Proxyclick is a startup with a Saas Product for Facility Management. Dedicated to Business users, their application lets office managers handle most aspects of a company’s general services. From catering, lunch orders, service requests to allocating parking spaces.
Rebuilt from the ground up
The Proxyclick Application had been initially developed around a single module, and over time, had grown to include more functionalities. Unfortunately, the initial architecture was not designed to handle such complexity. I was hired to do a complete redesign of the application.
User Centered Design
In order to gain a complete understanding of Proxyclick users, we conducted:
- online surveys
- on-site surveys
- on-site user interviews
- Analytics mining
Observing and interviewing the Proxyclick users in context
The qualitative and quantitative information that we gathered helped us to discover the main issues of the current version, and further define the goals of the redesign.
Creating a shared understanding of the product
After gathering the information, we mapped the whole application processes using service design maps. By visualizing the user flows, we managed to isolate several processes where we could automate interactions, and discovered areas of improvement.
Experience Mapping sample

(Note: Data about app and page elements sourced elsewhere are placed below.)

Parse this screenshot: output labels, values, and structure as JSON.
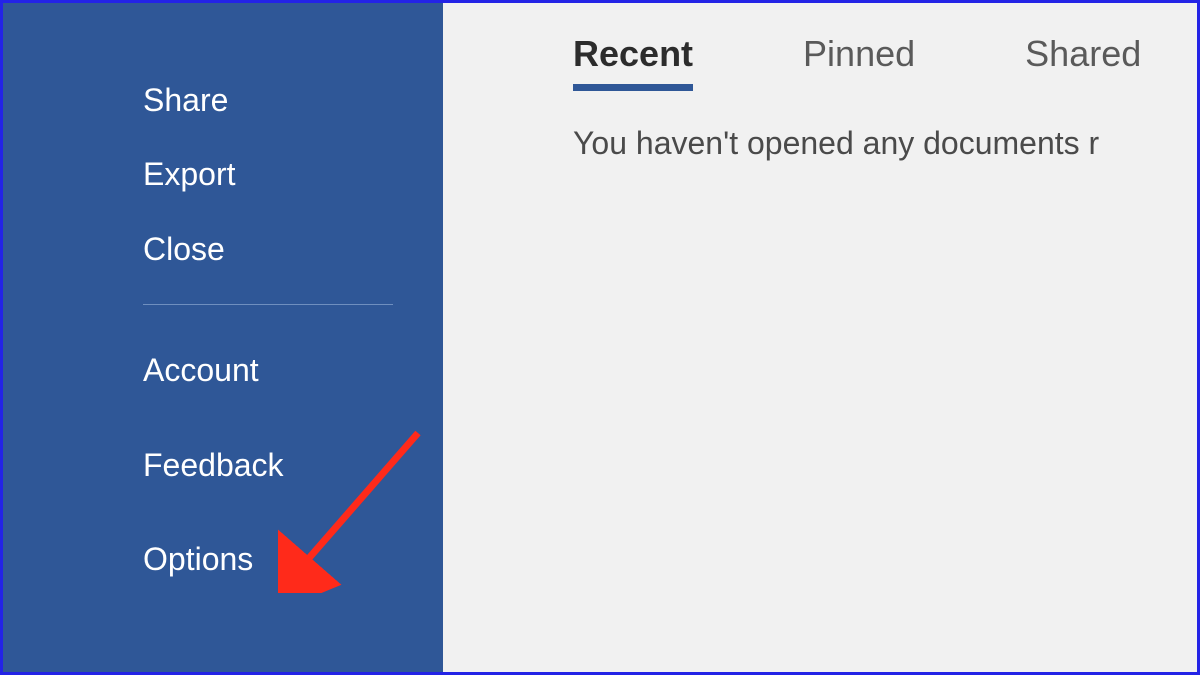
{
  "sidebar": {
    "group1": [
      {
        "label": "Share"
      },
      {
        "label": "Export"
      },
      {
        "label": "Close"
      }
    ],
    "group2": [
      {
        "label": "Account"
      },
      {
        "label": "Feedback"
      },
      {
        "label": "Options"
      }
    ]
  },
  "main": {
    "tabs": [
      {
        "label": "Recent",
        "active": true
      },
      {
        "label": "Pinned",
        "active": false
      },
      {
        "label": "Shared",
        "active": false
      }
    ],
    "empty_message": "You haven't opened any documents r"
  }
}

To make sure that the whole team would be involved in crafting, and perpetuating the experience of the product, we followed an iterative process with "design studio" sessions to define the global structure of the application's screens. Having everyone involved, including sales and support staff, resulted in rich and informative discussions, and altogether, a better shared understanding of the product.
Running a collaborative design session
Once I had started more detailed wireframing of the application's views, we followed "lean ux" principles, shared all the wireframes on the company's walls, available for discussion, criticism, insight and new ideas.
Parallel visual exploration and Early Prototyping
After exploring the design of the application with paper and wireframes, we hit some questions about the interface that could only be answered with actual code. As we had also started exploration of the UI design in parallel to the wireframing work, we quickly stepped into a prototyping phase, thus gaining time over the usual visual design process.
Building the UI Framework and iterating
The rest of the process was a smooth transition to the creation of an interface framework in the form of HTML/CSS/JS UI modules. First in semi-static templates, and then, as the developers catched up with the process, as real production code. As we continuously iterated, we were able to quickly correct issues with some of the UI elements, and move forward. A styleguide was also built as a reference for all the developers.
The layout of the application was entirely built in a responsive way, handling large screens as well as tablets. And we also were extra-careful in making all the UI controls large enough to be used on touchscreens.
Built for speed
The first modules of the application are currently undergoing beta testing, and the feedback is overwhelmingly positive. Stay tuned for the official launch!